“It improves image quality at lower radiation doses and helps with workflow efficiencies to increase patient throughput,” Chopra says. “It generates a higher-quality image than CR or film systems. Lastly, it has a significantly lower radiation dose than its predecessors, balancing the equation that connects diagnostic certainty and patient safety.”

Vikram Krishnasetty, MD, vice president of Columbus Radiology, a Radiology Partners practice in Columbus, Ohio, says DR imaging is in widespread use among hospital facilities and is useful for quickly transferring imaging to subspecialty radiologists.

“It is being utilized in rural areas as well, due to the ease of use for teleradiology,” Krishnasetty says. “New applications are being developed in the AI realm of radiology. This ensures quality assurance and tracking at the time and site of imaging, which is only possible because of DR.”

Krishnasetty calls DR an essential part of the radiology workflow.

“It has decreased acquisition times and throughput and is an essential competency of the modern radiology department,” he says. “Manufacturers are always developing more versatile sensors with quicker load and acquisition times, and there are new quality control metrics that are enhancing the normal workflow. It is allowing radiologists to decrease radiation exposure, and there are new techniques that are decreasing radiation exposure.”

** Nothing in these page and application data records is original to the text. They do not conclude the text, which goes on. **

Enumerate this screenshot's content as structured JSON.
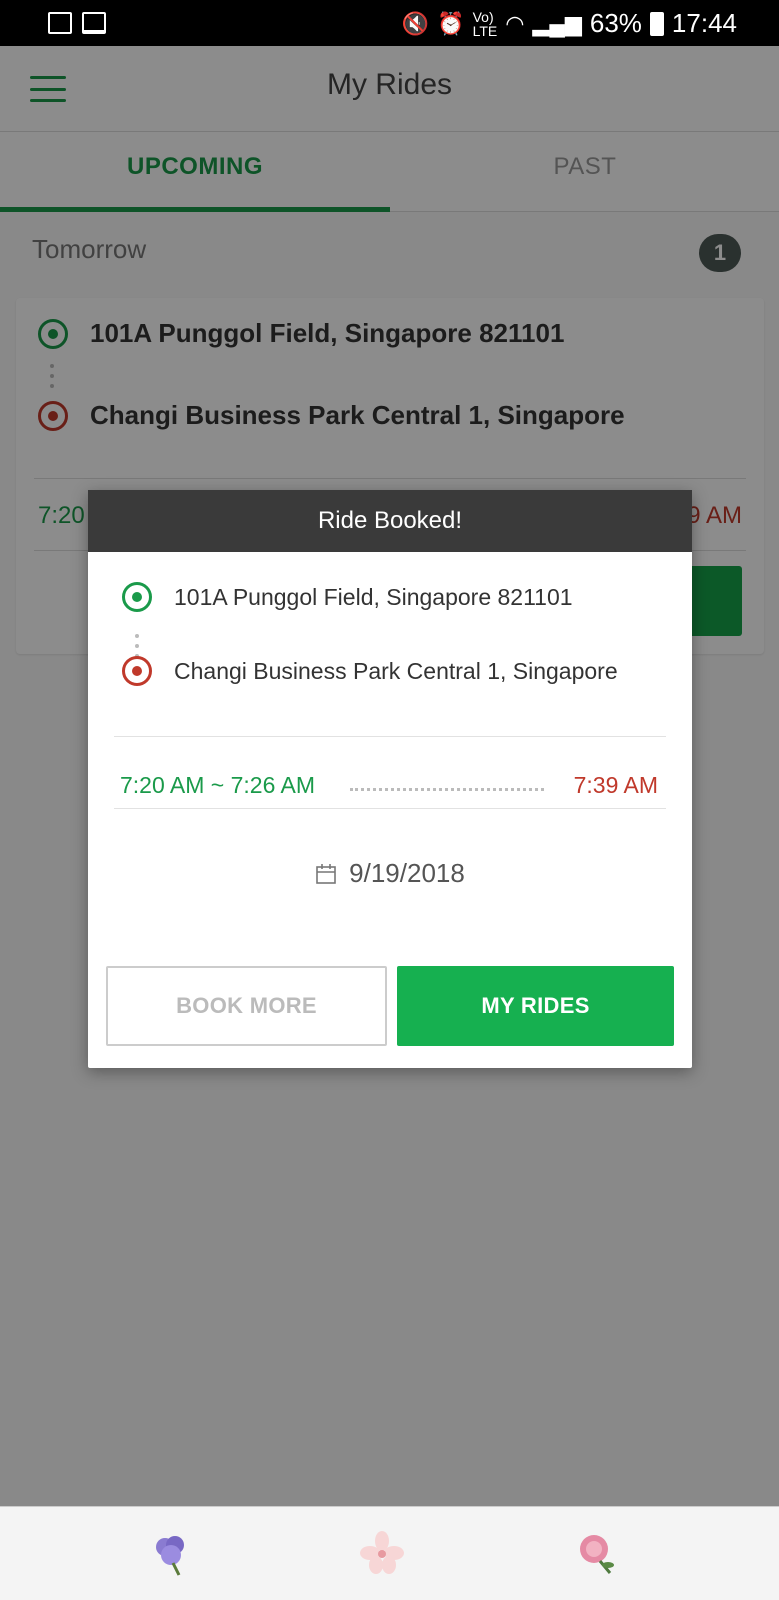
{
  "status_bar": {
    "battery": "63%",
    "time": "17:44"
  },
  "app_bar": {
    "title": "My Rides"
  },
  "tabs": [
    {
      "label": "UPCOMING",
      "active": true
    },
    {
      "label": "PAST",
      "active": false
    }
  ],
  "section": {
    "label": "Tomorrow",
    "count": "1"
  },
  "ride_card": {
    "pickup": "101A Punggol Field, Singapore 821101",
    "dropoff": "Changi Business Park Central 1, Singapore",
    "time_start": "7:20",
    "time_end": "9 AM"
  },
  "dialog": {
    "title": "Ride Booked!",
    "pickup": "101A Punggol Field, Singapore 821101",
    "dropoff": "Changi Business Park Central 1, Singapore",
    "pickup_window": "7:20 AM  ~  7:26 AM",
    "arrival_time": "7:39 AM",
    "date": "9/19/2018",
    "book_more_label": "BOOK MORE",
    "my_rides_label": "MY RIDES"
  },
  "colors": {
    "accent_green": "#1a9a4a",
    "button_green": "#16b050",
    "destination_red": "#c0392b",
    "dialog_header": "#3a3a3a"
  },
  "icons": [
    "image-icon",
    "laptop-icon",
    "mute-icon",
    "alarm-icon",
    "volte-icon",
    "wifi-icon",
    "signal-icon",
    "battery-icon",
    "menu-icon",
    "pickup-target-icon",
    "dropoff-target-icon",
    "calendar-icon",
    "flower-purple-icon",
    "flower-white-icon",
    "flower-pink-icon"
  ]
}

Joe D’Antonio, director of radiography, fluoroscopy, mobile, and twin robotic X-ray products at Siemens Healthineers North America, says the core technology is fairly stable now, with a move to wireless detectors seemingly being the standard.